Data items
Segment Open
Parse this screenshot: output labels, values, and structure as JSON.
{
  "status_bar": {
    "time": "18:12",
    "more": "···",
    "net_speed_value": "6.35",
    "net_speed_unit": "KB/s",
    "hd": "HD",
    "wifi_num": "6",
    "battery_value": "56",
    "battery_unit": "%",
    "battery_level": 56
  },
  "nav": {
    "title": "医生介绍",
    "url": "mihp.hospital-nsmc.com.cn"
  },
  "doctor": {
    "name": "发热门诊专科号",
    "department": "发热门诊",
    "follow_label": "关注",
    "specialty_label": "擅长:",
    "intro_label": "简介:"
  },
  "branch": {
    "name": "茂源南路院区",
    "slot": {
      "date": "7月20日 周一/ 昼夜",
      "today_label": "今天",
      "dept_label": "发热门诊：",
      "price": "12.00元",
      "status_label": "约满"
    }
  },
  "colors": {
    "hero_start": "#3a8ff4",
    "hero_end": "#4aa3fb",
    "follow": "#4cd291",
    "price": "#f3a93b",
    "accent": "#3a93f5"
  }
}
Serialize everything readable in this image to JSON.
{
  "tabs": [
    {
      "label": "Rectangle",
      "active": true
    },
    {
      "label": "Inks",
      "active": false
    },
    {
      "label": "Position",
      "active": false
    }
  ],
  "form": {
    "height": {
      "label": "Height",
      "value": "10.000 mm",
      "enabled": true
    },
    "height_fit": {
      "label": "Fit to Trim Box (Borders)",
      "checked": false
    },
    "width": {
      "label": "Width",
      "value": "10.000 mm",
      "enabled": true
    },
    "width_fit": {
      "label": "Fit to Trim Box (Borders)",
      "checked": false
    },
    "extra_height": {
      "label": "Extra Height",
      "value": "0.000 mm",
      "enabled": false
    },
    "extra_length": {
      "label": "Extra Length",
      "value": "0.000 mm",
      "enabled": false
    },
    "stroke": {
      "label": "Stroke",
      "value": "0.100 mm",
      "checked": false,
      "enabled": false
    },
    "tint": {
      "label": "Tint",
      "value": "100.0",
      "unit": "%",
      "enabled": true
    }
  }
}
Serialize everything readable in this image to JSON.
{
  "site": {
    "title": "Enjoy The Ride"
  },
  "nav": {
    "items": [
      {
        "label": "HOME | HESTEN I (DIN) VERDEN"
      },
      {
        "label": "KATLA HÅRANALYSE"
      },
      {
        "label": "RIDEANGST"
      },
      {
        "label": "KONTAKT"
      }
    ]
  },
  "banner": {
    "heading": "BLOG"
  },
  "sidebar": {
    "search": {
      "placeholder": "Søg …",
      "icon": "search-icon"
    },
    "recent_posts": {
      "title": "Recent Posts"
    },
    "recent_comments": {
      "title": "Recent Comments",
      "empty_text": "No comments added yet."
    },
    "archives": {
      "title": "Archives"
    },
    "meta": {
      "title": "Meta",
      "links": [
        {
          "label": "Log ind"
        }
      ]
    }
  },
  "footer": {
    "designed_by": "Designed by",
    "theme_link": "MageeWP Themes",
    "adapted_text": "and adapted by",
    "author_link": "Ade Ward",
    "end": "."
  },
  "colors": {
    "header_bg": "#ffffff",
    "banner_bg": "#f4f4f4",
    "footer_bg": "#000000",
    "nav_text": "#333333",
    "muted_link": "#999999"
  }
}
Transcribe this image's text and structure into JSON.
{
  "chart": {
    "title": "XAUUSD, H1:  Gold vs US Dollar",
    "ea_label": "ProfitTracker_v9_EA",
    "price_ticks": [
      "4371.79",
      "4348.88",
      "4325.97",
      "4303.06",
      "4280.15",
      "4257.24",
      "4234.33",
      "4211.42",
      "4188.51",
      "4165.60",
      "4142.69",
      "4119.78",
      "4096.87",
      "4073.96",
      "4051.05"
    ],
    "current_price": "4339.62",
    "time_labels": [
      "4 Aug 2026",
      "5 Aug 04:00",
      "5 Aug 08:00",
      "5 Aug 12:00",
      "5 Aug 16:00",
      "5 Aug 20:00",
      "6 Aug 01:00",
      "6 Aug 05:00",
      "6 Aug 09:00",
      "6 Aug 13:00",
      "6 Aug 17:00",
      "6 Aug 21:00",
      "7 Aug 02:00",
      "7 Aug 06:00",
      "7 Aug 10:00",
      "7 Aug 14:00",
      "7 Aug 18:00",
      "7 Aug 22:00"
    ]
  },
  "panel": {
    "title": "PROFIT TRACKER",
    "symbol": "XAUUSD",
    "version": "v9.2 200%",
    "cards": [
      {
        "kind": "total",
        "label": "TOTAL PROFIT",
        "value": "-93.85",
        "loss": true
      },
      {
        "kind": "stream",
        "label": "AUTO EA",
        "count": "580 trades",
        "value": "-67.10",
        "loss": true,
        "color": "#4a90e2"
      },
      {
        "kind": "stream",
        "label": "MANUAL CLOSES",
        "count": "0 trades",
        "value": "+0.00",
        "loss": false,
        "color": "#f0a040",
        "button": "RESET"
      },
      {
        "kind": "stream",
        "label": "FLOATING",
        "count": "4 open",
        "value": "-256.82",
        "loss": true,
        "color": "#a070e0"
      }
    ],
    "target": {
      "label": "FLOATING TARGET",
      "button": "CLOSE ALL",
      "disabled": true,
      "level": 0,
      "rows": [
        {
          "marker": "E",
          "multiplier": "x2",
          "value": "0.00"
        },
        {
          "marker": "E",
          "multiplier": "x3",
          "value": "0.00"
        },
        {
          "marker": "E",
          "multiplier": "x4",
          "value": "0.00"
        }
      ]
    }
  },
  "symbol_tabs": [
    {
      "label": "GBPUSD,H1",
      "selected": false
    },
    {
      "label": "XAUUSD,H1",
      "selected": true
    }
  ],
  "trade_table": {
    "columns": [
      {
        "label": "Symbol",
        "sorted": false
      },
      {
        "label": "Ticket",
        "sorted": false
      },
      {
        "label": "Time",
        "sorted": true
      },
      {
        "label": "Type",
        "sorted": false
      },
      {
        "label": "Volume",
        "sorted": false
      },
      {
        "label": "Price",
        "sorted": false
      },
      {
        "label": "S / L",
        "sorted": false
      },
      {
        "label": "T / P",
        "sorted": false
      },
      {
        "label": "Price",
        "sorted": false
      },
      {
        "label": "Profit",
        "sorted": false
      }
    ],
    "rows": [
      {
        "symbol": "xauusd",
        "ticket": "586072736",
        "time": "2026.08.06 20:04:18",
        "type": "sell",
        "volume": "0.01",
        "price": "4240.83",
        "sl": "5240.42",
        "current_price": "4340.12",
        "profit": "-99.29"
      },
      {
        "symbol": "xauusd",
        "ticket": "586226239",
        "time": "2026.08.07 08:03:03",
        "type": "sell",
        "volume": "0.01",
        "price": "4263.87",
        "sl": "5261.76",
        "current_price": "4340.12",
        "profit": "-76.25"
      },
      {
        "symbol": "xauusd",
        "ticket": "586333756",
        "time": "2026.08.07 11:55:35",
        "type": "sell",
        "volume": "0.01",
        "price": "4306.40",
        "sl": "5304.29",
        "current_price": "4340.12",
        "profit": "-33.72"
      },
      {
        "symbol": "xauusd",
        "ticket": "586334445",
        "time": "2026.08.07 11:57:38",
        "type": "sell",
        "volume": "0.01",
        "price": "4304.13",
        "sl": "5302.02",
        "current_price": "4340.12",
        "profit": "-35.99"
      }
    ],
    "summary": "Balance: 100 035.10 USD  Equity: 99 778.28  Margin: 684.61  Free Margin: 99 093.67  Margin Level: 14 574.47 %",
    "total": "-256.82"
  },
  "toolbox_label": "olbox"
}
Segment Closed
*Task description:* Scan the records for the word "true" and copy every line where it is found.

*Response for this exercise:*
      "active": true
      "enabled": true
      "enabled": true
      "enabled": true
        "loss": true
        "loss": true,
        "loss": true,
      "disabled": true,
      "selected": true
        "sorted": true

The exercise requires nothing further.